TASK TO CARRY OUT
The reply has to be a number alone, equal to how many lines in the entries below hold the string "comment".

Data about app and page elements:
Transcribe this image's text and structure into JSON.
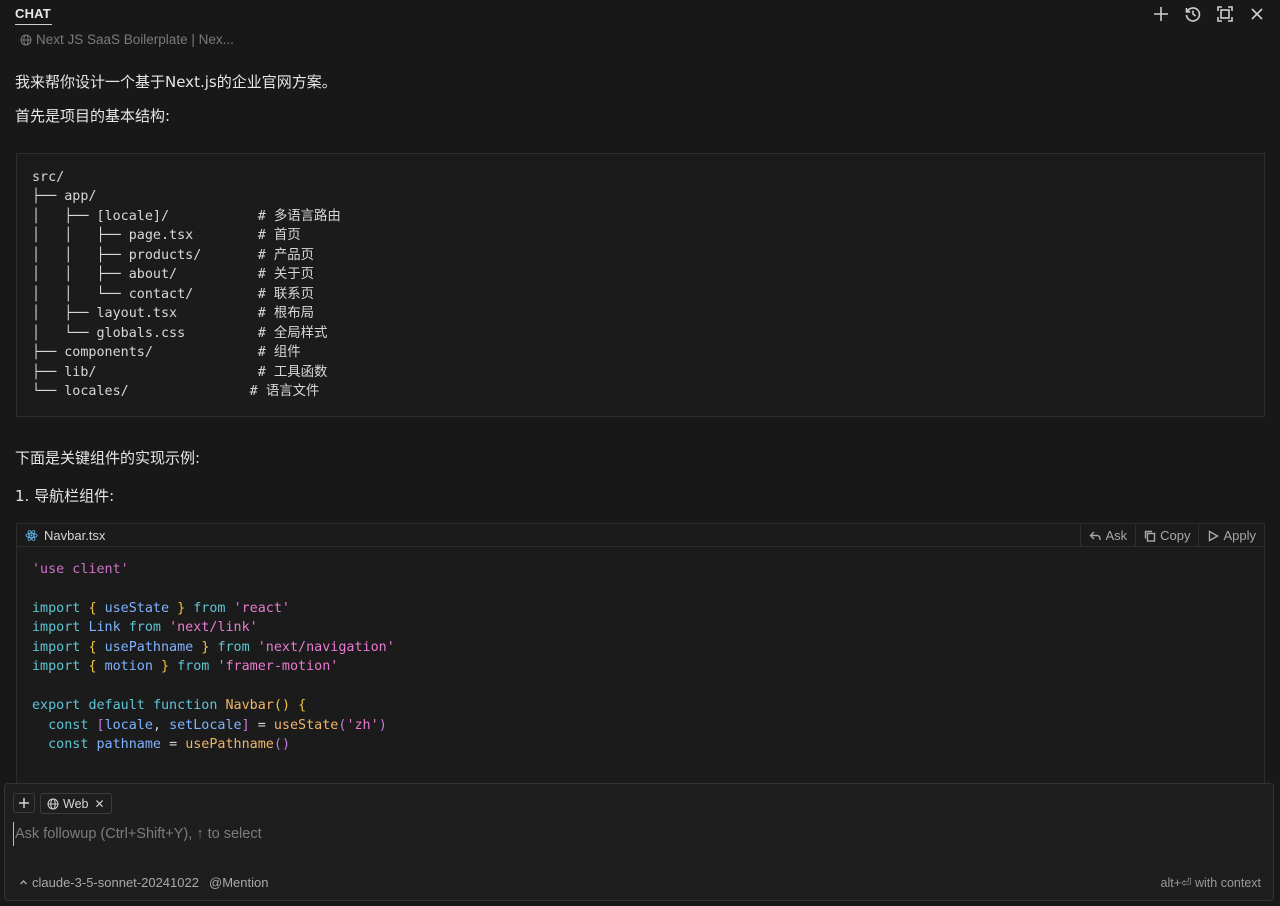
{
  "header": {
    "tab": "CHAT",
    "icons": [
      "plus-icon",
      "history-icon",
      "maximize-icon",
      "close-icon"
    ]
  },
  "context_chip": "Next JS SaaS Boilerplate | Nex...",
  "messages": {
    "intro": "我来帮你设计一个基于Next.js的企业官网方案。",
    "structure_heading": "首先是项目的基本结构:",
    "components_heading": "下面是关键组件的实现示例:",
    "navbar_heading": "1. 导航栏组件:"
  },
  "file_tree": [
    {
      "line": "src/",
      "comment": ""
    },
    {
      "line": "├── app/",
      "comment": ""
    },
    {
      "line": "│   ├── [locale]/",
      "comment": "多语言路由"
    },
    {
      "line": "│   │   ├── page.tsx",
      "comment": "首页"
    },
    {
      "line": "│   │   ├── products/",
      "comment": "产品页"
    },
    {
      "line": "│   │   ├── about/",
      "comment": "关于页"
    },
    {
      "line": "│   │   └── contact/",
      "comment": "联系页"
    },
    {
      "line": "│   ├── layout.tsx",
      "comment": "根布局"
    },
    {
      "line": "│   └── globals.css",
      "comment": "全局样式"
    },
    {
      "line": "├── components/",
      "comment": "组件"
    },
    {
      "line": "├── lib/",
      "comment": "工具函数"
    },
    {
      "line": "└── locales/",
      "comment": "语言文件"
    }
  ],
  "code_block": {
    "filename": "Navbar.tsx",
    "actions": {
      "ask": "Ask",
      "copy": "Copy",
      "apply": "Apply"
    },
    "lines": [
      "'use client'",
      "",
      "import { useState } from 'react'",
      "import Link from 'next/link'",
      "import { usePathname } from 'next/navigation'",
      "import { motion } from 'framer-motion'",
      "",
      "export default function Navbar() {",
      "  const [locale, setLocale] = useState('zh')",
      "  const pathname = usePathname()"
    ]
  },
  "composer": {
    "web_pill": "Web",
    "placeholder": "Ask followup (Ctrl+Shift+Y), ↑ to select",
    "model": "claude-3-5-sonnet-20241022",
    "mention": "@Mention",
    "hint": "alt+⏎ with context"
  }
}
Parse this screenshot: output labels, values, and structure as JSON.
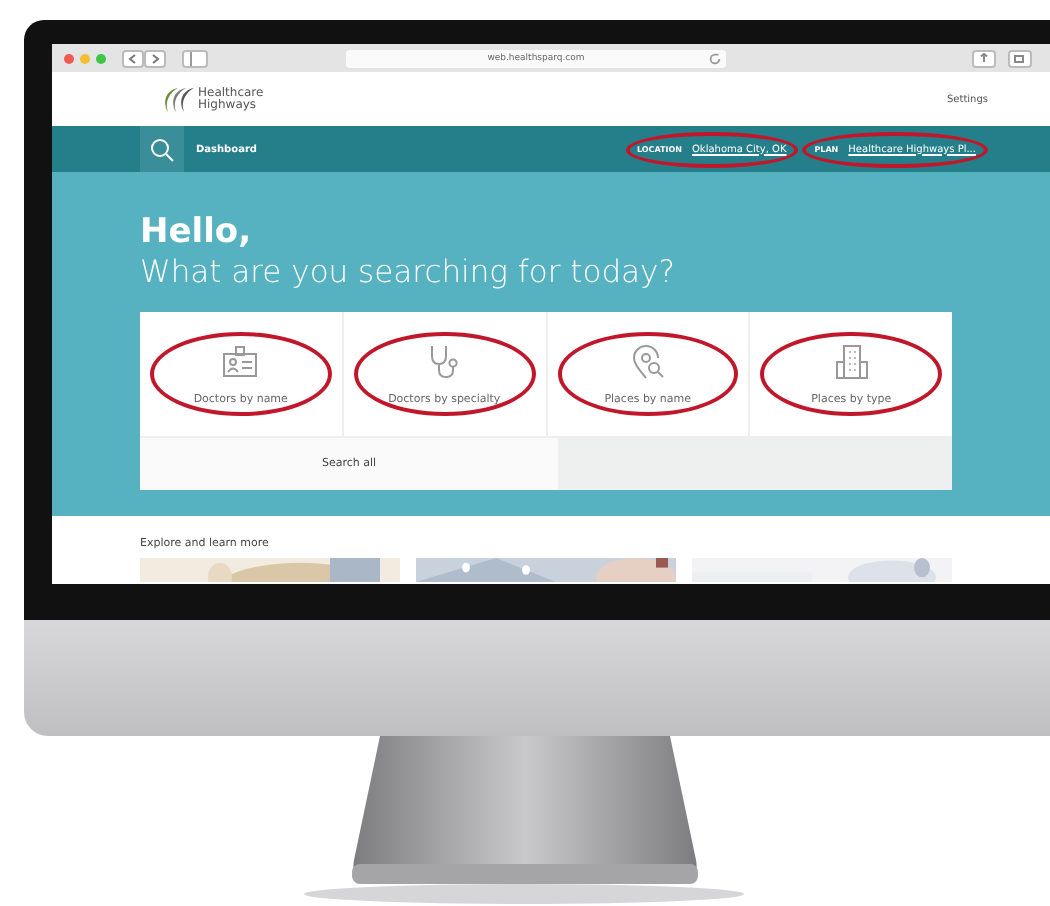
{
  "browser": {
    "url": "web.healthsparq.com"
  },
  "header": {
    "logo": [
      "Healthcare",
      "Highways"
    ],
    "settings": "Settings"
  },
  "nav": {
    "dashboard": "Dashboard",
    "filters": [
      {
        "label": "LOCATION",
        "value": "Oklahoma City, OK",
        "highlighted": true
      },
      {
        "label": "PLAN",
        "value": "Healthcare Highways Pl...",
        "highlighted": true
      }
    ]
  },
  "hero": {
    "greeting": "Hello,",
    "question": "What are you searching for today?"
  },
  "cards": [
    {
      "kind": "badge",
      "label": "Doctors by name",
      "highlighted": true
    },
    {
      "kind": "stethoscope",
      "label": "Doctors by specialty",
      "highlighted": true
    },
    {
      "kind": "pin",
      "label": "Places by name",
      "highlighted": true
    },
    {
      "kind": "building",
      "label": "Places by type",
      "highlighted": true
    }
  ],
  "search_all": "Search all",
  "explore": {
    "title": "Explore and learn more"
  }
}
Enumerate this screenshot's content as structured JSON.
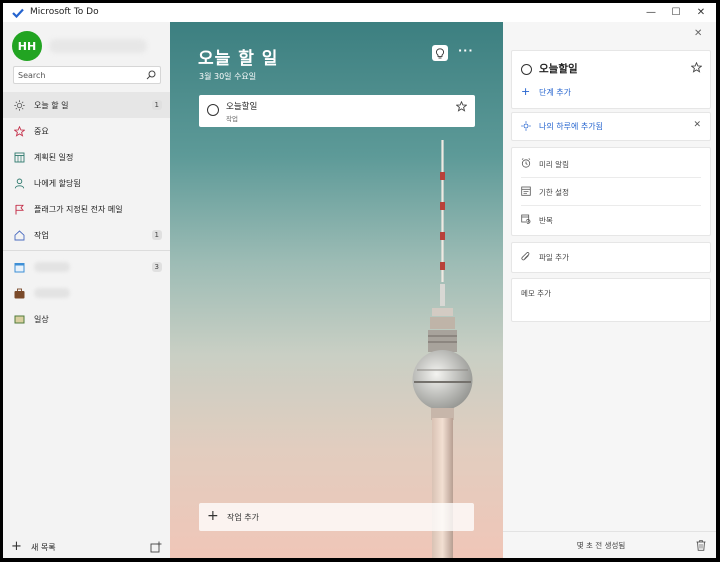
{
  "app": {
    "title": "Microsoft To Do"
  },
  "window_controls": {
    "minimize": "—",
    "maximize": "☐",
    "close": "✕"
  },
  "user": {
    "initials": "HH"
  },
  "search": {
    "placeholder": "Search"
  },
  "sidebar": {
    "items": [
      {
        "label": "오늘 할 일",
        "count": "1",
        "icon": "sun-icon"
      },
      {
        "label": "중요",
        "icon": "star-icon"
      },
      {
        "label": "계획된 일정",
        "icon": "calendar-grid-icon"
      },
      {
        "label": "나에게 할당됨",
        "icon": "person-icon"
      },
      {
        "label": "플래그가 지정된 전자 메일",
        "icon": "flag-icon"
      },
      {
        "label": "작업",
        "count": "1",
        "icon": "home-icon"
      }
    ],
    "lists": [
      {
        "count": "3",
        "icon": "calendar-list-icon"
      },
      {
        "icon": "briefcase-list-icon"
      },
      {
        "label": "일상",
        "icon": "picture-list-icon"
      }
    ],
    "new_list": "새 목록"
  },
  "main": {
    "title": "오늘 할 일",
    "date": "3월 30일 수요일",
    "more": "···",
    "tasks": [
      {
        "title": "오늘할일",
        "subtitle": "작업"
      }
    ],
    "add_task": "작업 추가"
  },
  "detail": {
    "close": "✕",
    "task_title": "오늘할일",
    "add_step": "단계 추가",
    "my_day": "나의 하루에 추가됨",
    "remind": "미리 알림",
    "due": "기한 설정",
    "repeat": "반복",
    "add_file": "파일 추가",
    "note": "메모 추가",
    "created": "몇 초 전 생성됨"
  },
  "colors": {
    "accent": "#2564cf",
    "avatar": "#22a422",
    "flag": "#c4314b"
  }
}
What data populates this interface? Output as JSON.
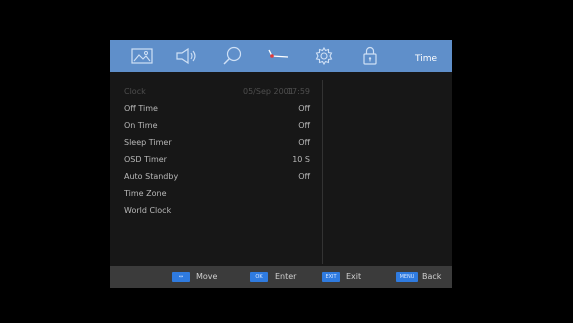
{
  "tabs": [
    {
      "icon": "picture-icon"
    },
    {
      "icon": "speaker-icon"
    },
    {
      "icon": "search-icon"
    },
    {
      "icon": "clock-hands-icon"
    },
    {
      "icon": "gear-icon"
    },
    {
      "icon": "lock-icon"
    }
  ],
  "active_tab_label": "Time",
  "menu": {
    "clock": {
      "label": "Clock",
      "date": "05/Sep 2001",
      "time": "17:59"
    },
    "off_time": {
      "label": "Off Time",
      "value": "Off"
    },
    "on_time": {
      "label": "On Time",
      "value": "Off"
    },
    "sleep_timer": {
      "label": "Sleep Timer",
      "value": "Off"
    },
    "osd_timer": {
      "label": "OSD Timer",
      "value": "10 S"
    },
    "auto_standby": {
      "label": "Auto Standby",
      "value": "Off"
    },
    "time_zone": {
      "label": "Time Zone"
    },
    "world_clock": {
      "label": "World Clock"
    }
  },
  "footer": {
    "move": {
      "key": "↔",
      "label": "Move"
    },
    "enter": {
      "key": "OK",
      "label": "Enter"
    },
    "exit": {
      "key": "EXIT",
      "label": "Exit"
    },
    "back": {
      "key": "MENU",
      "label": "Back"
    }
  },
  "colors": {
    "tab_bar": "#5f8fca",
    "panel": "#171717",
    "footer_bar": "#3b3b3b",
    "key_button": "#2f7be0"
  }
}
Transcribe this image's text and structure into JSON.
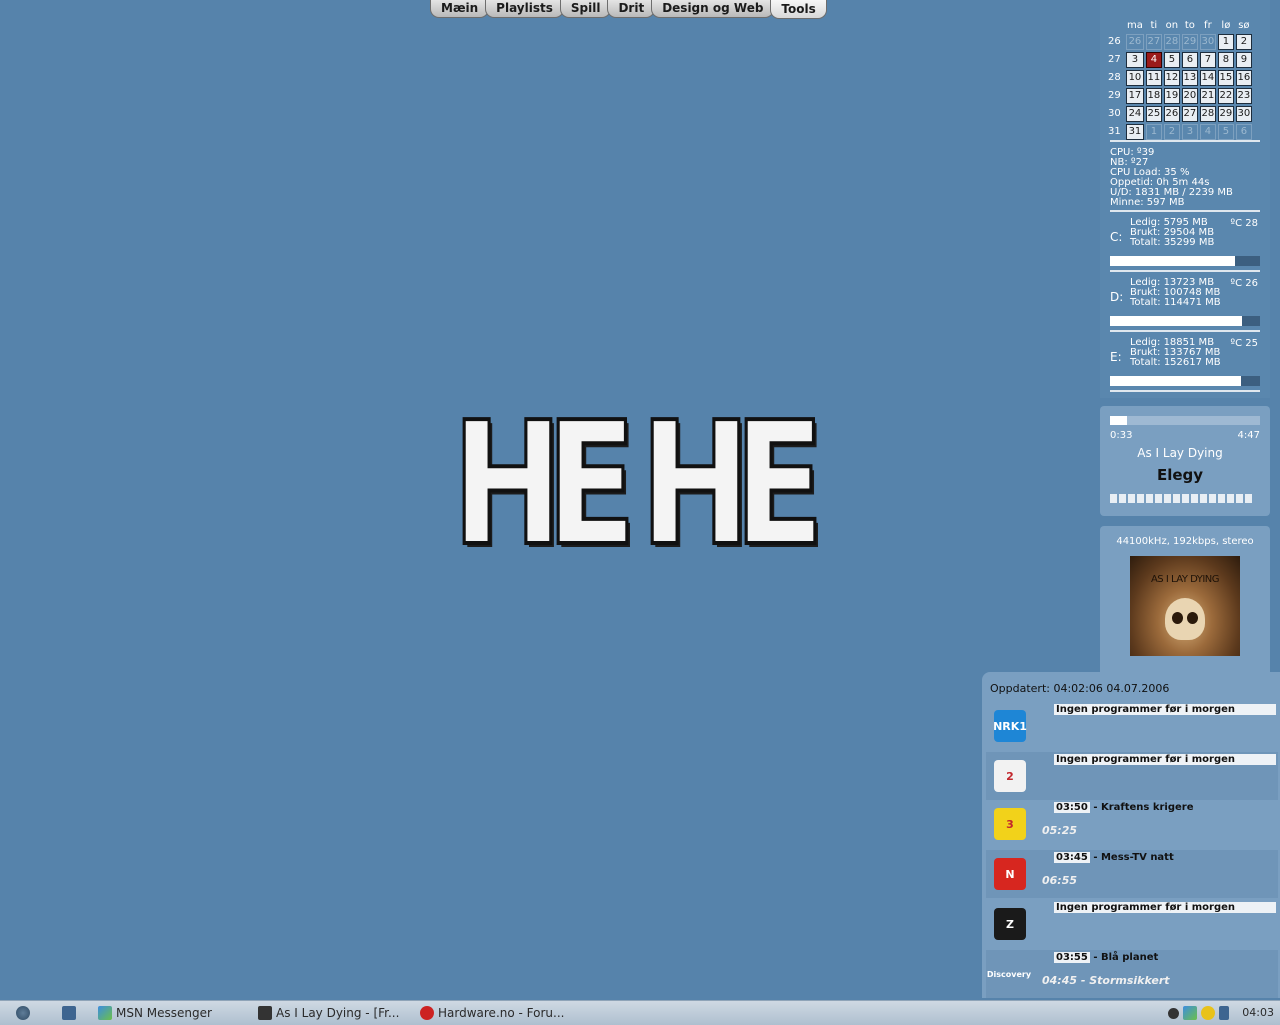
{
  "tabs": [
    "Mæin",
    "Playlists",
    "Spill",
    "Drit",
    "Design og Web",
    "Tools"
  ],
  "wallpaper_text": [
    "H",
    "E",
    "H",
    "E"
  ],
  "calendar": {
    "headers": [
      "ma",
      "ti",
      "on",
      "to",
      "fr",
      "lø",
      "sø"
    ],
    "weeks": [
      {
        "wk": "26",
        "days": [
          "26",
          "27",
          "28",
          "29",
          "30",
          "1",
          "2"
        ],
        "dim": [
          0,
          1,
          2,
          3,
          4
        ]
      },
      {
        "wk": "27",
        "days": [
          "3",
          "4",
          "5",
          "6",
          "7",
          "8",
          "9"
        ],
        "today": 1
      },
      {
        "wk": "28",
        "days": [
          "10",
          "11",
          "12",
          "13",
          "14",
          "15",
          "16"
        ]
      },
      {
        "wk": "29",
        "days": [
          "17",
          "18",
          "19",
          "20",
          "21",
          "22",
          "23"
        ]
      },
      {
        "wk": "30",
        "days": [
          "24",
          "25",
          "26",
          "27",
          "28",
          "29",
          "30"
        ]
      },
      {
        "wk": "31",
        "days": [
          "31",
          "1",
          "2",
          "3",
          "4",
          "5",
          "6"
        ],
        "dim": [
          1,
          2,
          3,
          4,
          5,
          6
        ]
      }
    ]
  },
  "system": {
    "cpu": "CPU: º39",
    "nb": "NB: º27",
    "load": "CPU Load: 35 %",
    "uptime": "Oppetid: 0h 5m 44s",
    "ud": "U/D: 1831 MB  /  2239 MB",
    "mem": "Minne: 597 MB"
  },
  "drives": [
    {
      "letter": "C:",
      "free": "Ledig: 5795 MB",
      "used": "Brukt: 29504 MB",
      "total": "Totalt: 35299 MB",
      "temp": "ºC 28",
      "used_fraction": 0.83
    },
    {
      "letter": "D:",
      "free": "Ledig: 13723 MB",
      "used": "Brukt: 100748 MB",
      "total": "Totalt: 114471 MB",
      "temp": "ºC 26",
      "used_fraction": 0.88
    },
    {
      "letter": "E:",
      "free": "Ledig: 18851 MB",
      "used": "Brukt: 133767 MB",
      "total": "Totalt: 152617 MB",
      "temp": "ºC 25",
      "used_fraction": 0.87
    }
  ],
  "player": {
    "elapsed": "0:33",
    "duration": "4:47",
    "artist": "As I Lay Dying",
    "title": "Elegy",
    "progress_fraction": 0.11
  },
  "album": {
    "format": "44100kHz, 192kbps, stereo",
    "cover_text": "AS I LAY DYING"
  },
  "tvguide": {
    "updated": "Oppdatert: 04:02:06 04.07.2006",
    "channels": [
      {
        "logo": "NRK1",
        "logo_color": "#1e86d6",
        "now_time": "",
        "now": "Ingen programmer før i morgen",
        "next": ""
      },
      {
        "logo": "2",
        "logo_color": "#f2f2f2",
        "now_time": "",
        "now": "Ingen programmer før i morgen",
        "next": ""
      },
      {
        "logo": "3",
        "logo_color": "#f2d21a",
        "now_time": "03:50",
        "now": " - Kraftens krigere",
        "next": "05:25"
      },
      {
        "logo": "N",
        "logo_color": "#d7261f",
        "now_time": "03:45",
        "now": " - Mess-TV natt",
        "next": "06:55"
      },
      {
        "logo": "Z",
        "logo_color": "#1a1a1a",
        "now_time": "",
        "now": "Ingen programmer før i morgen",
        "next": ""
      },
      {
        "logo": "Discovery",
        "logo_color": "#6f95b8",
        "now_time": "03:55",
        "now": " - Blå planet",
        "next": "04:45 - Stormsikkert"
      }
    ]
  },
  "taskbar": {
    "items": [
      "MSN Messenger",
      "As I Lay Dying - [Fr...",
      "Hardware.no - Foru..."
    ],
    "clock": "04:03"
  }
}
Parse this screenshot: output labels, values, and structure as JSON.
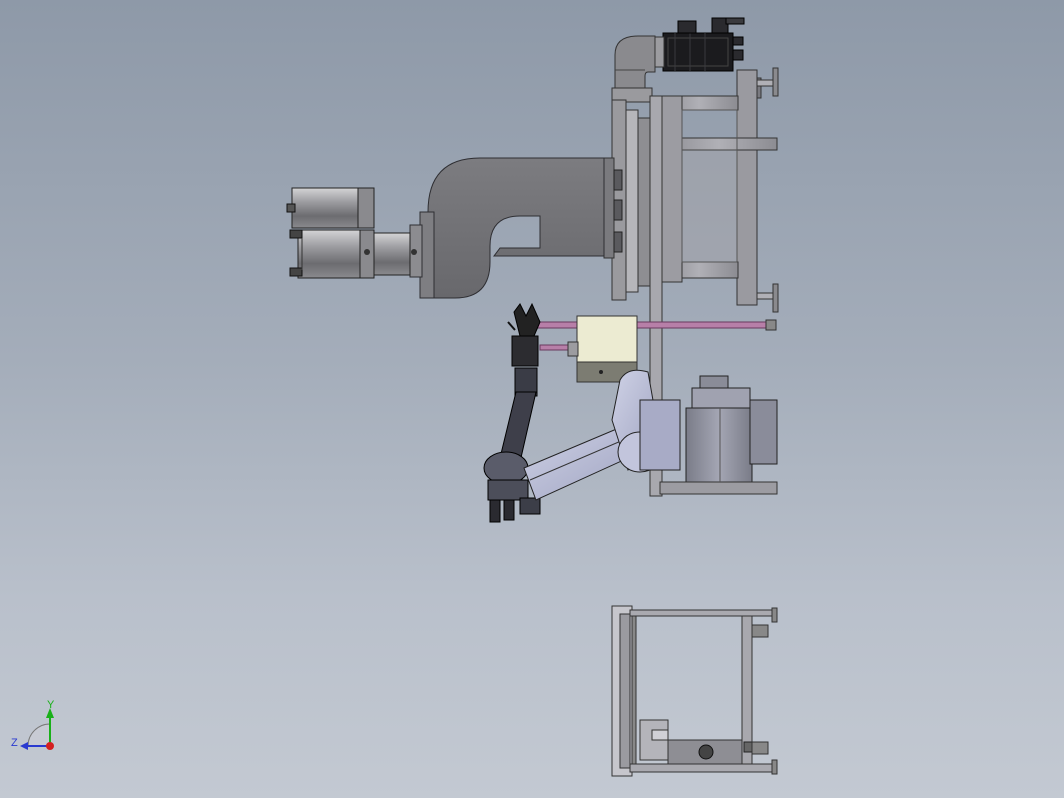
{
  "viewport": {
    "background_top": "#8e99a8",
    "background_bottom": "#c3c9d2"
  },
  "model": {
    "components": [
      "servo-motor",
      "elbow-duct",
      "mounting-frame",
      "flange-plate",
      "twin-cylinder",
      "rail-guide",
      "gripper",
      "robot-arm",
      "base-motor",
      "side-view-frame"
    ],
    "colors": {
      "metal_dark": "#6e6f74",
      "metal_mid": "#8a8b90",
      "frame": "#9c9ca2",
      "arm": "#b4b8d2",
      "rail": "#b77fa8",
      "box": "#ecebd2",
      "motor": "#1b1b1e"
    }
  },
  "triad": {
    "x_label": "X",
    "y_label": "Y",
    "z_label": "Z",
    "x_color": "#d42020",
    "y_color": "#19b019",
    "z_color": "#2a3ad0"
  }
}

SOLUTION
12